The research was featured on the front cover of the journal ChemMedChem

An international team of chemists have modified and improved upon a drug used to treat metal overload conditions.

This may lead to better treatment of chronic iron overload, often experienced by patients receiving long-term blood transfusions, as well as other conditions.

Metal overload can be caused by imbalances as a result of genetic diseases or through over-exposure. The health implications can be severe and chelation therapy is considered as one treatment option to decrease the toxic effects of metal overload in the human body.

The team of chemists, including Dr Andrew McGown, a Research Fellow based in the Spencer Lab, modified a known chelation drug – Deferasirox – by combining it with another type of chemical: a Cyclodextrin.

John Spencer, Professor of Bioorganic Chemistry and lead author of the research, said: “This new type of drug-like entity displays improved biological properties, making it less toxic than the currently used and FDA approved drug Deferasirox.

“Our new Cyclodextrin-Deferasirox hybrid may be more effective in treating metal overloads such as chronic iron overload in patients receiving long-term blood transfusions. It also shows great promise in treating Niemann Pick C, a rare genetic disease characterised by lipid and metal imbalances in cells.”

The paper, Synthesis and Study of Novel Multifunctional Cyclodextrin-Deferasirox Hybrids, is published in ChemMedChem.

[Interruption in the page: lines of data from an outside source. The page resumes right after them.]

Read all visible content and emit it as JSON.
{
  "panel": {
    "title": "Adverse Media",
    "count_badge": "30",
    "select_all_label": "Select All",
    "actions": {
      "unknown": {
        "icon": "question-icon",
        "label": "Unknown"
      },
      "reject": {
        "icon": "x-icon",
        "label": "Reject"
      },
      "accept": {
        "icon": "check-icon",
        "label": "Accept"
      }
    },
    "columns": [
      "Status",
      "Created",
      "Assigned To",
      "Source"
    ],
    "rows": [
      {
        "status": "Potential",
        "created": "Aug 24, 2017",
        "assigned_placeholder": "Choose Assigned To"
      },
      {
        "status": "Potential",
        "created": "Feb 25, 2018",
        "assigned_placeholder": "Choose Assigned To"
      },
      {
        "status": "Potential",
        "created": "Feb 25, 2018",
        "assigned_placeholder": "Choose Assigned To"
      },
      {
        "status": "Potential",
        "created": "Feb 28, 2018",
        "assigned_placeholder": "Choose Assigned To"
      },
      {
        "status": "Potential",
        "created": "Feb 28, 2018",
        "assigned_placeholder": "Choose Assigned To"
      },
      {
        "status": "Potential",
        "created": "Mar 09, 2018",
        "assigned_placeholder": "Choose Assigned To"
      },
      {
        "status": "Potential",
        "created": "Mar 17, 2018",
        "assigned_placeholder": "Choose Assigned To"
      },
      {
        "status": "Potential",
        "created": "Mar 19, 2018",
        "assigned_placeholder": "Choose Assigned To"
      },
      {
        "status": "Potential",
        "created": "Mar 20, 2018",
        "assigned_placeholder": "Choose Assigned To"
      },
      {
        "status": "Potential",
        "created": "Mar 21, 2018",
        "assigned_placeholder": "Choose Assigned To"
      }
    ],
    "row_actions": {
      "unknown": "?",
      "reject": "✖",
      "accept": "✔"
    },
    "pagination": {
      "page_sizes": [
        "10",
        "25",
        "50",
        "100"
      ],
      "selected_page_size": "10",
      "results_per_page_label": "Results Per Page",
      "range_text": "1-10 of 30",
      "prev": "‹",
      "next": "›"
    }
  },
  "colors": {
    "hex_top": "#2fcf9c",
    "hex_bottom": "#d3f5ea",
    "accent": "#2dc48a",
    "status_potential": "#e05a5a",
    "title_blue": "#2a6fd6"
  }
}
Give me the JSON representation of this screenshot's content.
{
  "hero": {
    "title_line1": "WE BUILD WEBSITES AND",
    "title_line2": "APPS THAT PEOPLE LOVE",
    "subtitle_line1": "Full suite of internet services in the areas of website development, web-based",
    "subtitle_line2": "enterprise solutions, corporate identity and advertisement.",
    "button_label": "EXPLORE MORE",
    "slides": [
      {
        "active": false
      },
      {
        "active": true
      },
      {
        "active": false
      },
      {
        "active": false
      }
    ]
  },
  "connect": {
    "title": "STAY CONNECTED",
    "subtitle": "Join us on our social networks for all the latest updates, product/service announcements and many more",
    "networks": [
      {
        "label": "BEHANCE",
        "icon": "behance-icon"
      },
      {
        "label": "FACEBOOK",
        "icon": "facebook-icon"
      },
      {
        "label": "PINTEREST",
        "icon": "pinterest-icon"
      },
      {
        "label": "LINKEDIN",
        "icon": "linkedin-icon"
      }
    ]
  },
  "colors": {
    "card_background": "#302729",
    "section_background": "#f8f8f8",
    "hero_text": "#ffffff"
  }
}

The international study was funded by the Wellcome Trust, Università degli Studi di Catania, the Italian Ministero dell’Università e della Ricerca and the Niemann Pick Research Foundation and involved partners from Eurofins Drug Discovery, Oxford, Kings College and Catania Universities.

By: Jessica Gowers
Last updated: Wednesday, 21 August 2019